Maptote likes Sewanee interns. They have an enthusiasm level that’s higher than recruits from New York schools, maybe because they are “excited to work at a Brooklyn business.”
The firm works closely with Sewanee’s Melissa Webb, and every year, they collaborate with her to find interns who can fill particular needs that come up, from design to sales to social media marketing.
Because the firm is small, the interns get a chance to see the whole business, including visits to the local factories where the company’s products are produced from U.S.-sourced cotton.
Rachel Berick says the fact that Sewanee supports interns with stipends makes taking a chance on New York possible—without the additional cash for living expenses, even a paid internship can be beyond the reach of many students.
One of the best-known of the ACE Internship collaborations is a longstanding medical internship program that links Sewanee students with the Yale University Child Study Center, where Sewanee alumnus Dr. Linda Mayes, C’73, has worked with Sewanee to give formal structure to a program that brings Sewanee students to work in a clinical setting. These internships are fully funded, and they are restricted to Sewanee students.
Zsanett Peter, C’18, a biology major, won a place in the Yale program after her sophomore year, and the experience convinced her that her future lay in psychiatry. She also discovered an interest in issues around autism. She expected to train as a medical doctor.
This past summer, she did a second internship at Vanderbilt University Medical Center, working with a clinical psychiatrist. She had been offered a paid internship at Yale for the summer, but the position would be mainly administrative, and Peter wanted to work with patients, so she used the Sewanee network and Sewanee’s annual “Beyond the Gates” alumni networking weekend to locate an appropriate mentor, and, working with the mentor, crafted an application for internship support from the Sewanee Fund.
She spent this summer working directly with a special group of patients—autistic young adults with depression. Now, she says, she knows her career path. She’s completed all the coursework required to qualify for direct entry to a Vanderbilt graduate program that leads to a doctoral program and certification as a psychiatric nurse practitioner.
Peter says she has been helped repeatedly by the Office of Career and Leadership Development over her years at Sewanee. “They’re amazing. They go through everything, and they even helped me with my application letters.”

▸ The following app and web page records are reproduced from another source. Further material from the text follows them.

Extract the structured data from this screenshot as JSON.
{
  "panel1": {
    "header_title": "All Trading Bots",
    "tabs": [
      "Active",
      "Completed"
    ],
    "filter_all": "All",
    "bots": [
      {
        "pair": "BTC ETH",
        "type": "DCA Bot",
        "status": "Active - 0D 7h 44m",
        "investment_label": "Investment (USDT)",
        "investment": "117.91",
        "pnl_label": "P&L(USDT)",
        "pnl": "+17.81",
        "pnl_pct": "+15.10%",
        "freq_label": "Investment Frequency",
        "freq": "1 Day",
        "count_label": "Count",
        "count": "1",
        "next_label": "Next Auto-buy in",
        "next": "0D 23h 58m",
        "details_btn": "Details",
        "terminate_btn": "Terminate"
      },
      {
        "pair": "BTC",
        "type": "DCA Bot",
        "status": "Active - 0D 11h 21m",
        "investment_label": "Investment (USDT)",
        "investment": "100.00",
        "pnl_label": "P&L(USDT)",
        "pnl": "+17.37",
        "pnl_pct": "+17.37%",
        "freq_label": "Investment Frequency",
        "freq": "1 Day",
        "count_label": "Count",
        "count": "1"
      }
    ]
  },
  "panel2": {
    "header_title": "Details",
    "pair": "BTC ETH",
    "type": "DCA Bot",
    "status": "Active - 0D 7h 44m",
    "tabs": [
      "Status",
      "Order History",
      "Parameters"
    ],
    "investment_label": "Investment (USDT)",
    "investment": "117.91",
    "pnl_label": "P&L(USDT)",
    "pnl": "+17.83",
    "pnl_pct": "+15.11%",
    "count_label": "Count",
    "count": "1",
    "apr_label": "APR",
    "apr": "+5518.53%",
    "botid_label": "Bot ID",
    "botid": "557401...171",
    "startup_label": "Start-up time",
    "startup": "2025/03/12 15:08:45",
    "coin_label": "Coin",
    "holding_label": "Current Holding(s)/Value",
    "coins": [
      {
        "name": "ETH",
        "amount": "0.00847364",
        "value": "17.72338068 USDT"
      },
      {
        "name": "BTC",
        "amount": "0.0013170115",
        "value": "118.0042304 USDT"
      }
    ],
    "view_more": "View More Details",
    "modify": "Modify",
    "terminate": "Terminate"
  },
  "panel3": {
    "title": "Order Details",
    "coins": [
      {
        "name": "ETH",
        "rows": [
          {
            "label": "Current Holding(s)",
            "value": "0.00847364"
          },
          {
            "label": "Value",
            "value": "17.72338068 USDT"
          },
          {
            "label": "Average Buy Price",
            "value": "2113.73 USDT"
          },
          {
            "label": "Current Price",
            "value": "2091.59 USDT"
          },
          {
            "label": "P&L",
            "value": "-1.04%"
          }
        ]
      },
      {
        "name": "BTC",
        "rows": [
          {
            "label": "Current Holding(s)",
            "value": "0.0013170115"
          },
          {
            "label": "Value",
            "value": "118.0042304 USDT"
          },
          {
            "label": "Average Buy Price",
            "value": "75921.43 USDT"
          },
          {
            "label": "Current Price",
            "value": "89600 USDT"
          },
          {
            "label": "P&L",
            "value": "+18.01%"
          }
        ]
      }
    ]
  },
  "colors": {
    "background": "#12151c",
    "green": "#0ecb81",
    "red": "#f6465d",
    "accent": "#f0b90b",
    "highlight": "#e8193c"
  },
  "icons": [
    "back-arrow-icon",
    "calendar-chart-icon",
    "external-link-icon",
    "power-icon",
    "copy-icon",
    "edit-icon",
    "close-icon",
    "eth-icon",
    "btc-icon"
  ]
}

With this help, Peter has navigated a complex career discovery path, one that would daunt many students. Making the connections has perhaps been even a bit more complex for her—she is from Hungary and arrived at Sewanee because of a special scholarship set up by a Sewanee alum.